- **Data to use**:

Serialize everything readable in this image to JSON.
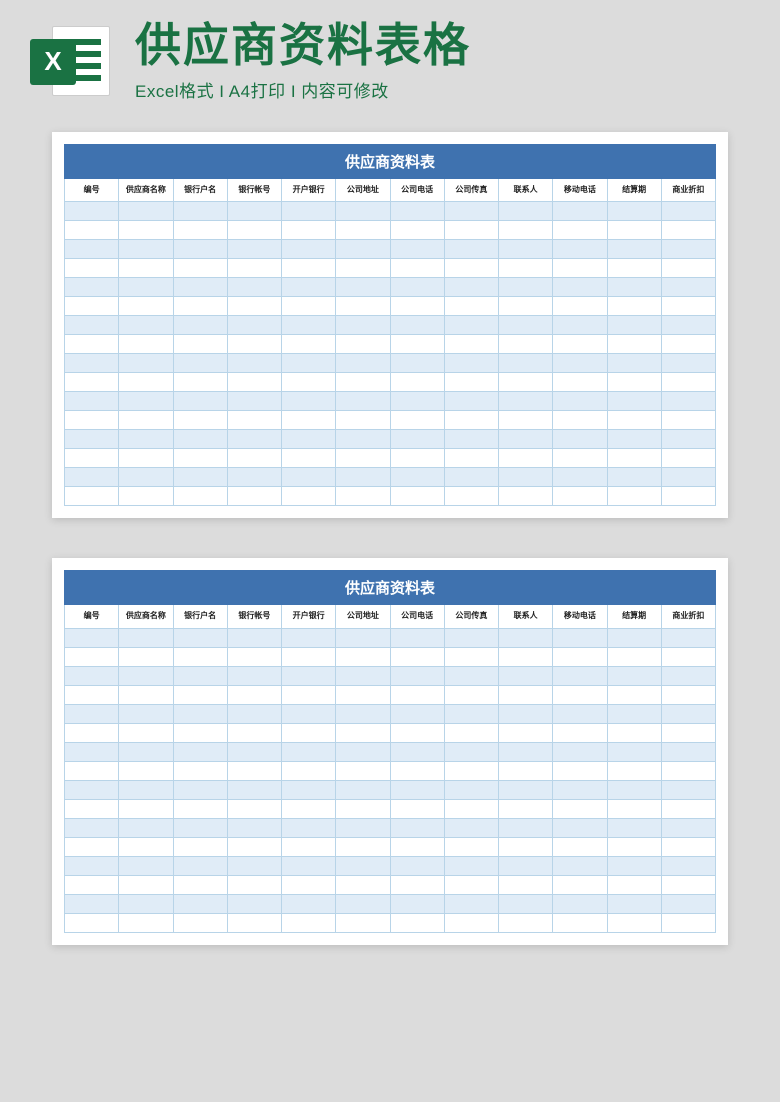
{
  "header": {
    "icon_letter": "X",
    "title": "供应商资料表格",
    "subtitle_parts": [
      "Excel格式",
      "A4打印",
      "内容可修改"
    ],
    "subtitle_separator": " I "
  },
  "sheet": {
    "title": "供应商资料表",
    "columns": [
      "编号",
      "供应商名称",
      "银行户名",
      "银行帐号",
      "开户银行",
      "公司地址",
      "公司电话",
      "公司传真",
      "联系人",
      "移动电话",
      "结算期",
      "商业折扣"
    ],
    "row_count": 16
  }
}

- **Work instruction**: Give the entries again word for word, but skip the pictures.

- **Exercise response**:
Serialize everything readable in this image to JSON.
{
  "header": {
    "icon_letter": "X",
    "title": "供应商资料表格",
    "subtitle_parts": [
      "Excel格式",
      "A4打印",
      "内容可修改"
    ],
    "subtitle_separator": " I "
  },
  "sheet": {
    "title": "供应商资料表",
    "columns": [
      "编号",
      "供应商名称",
      "银行户名",
      "银行帐号",
      "开户银行",
      "公司地址",
      "公司电话",
      "公司传真",
      "联系人",
      "移动电话",
      "结算期",
      "商业折扣"
    ],
    "row_count": 16
  }
}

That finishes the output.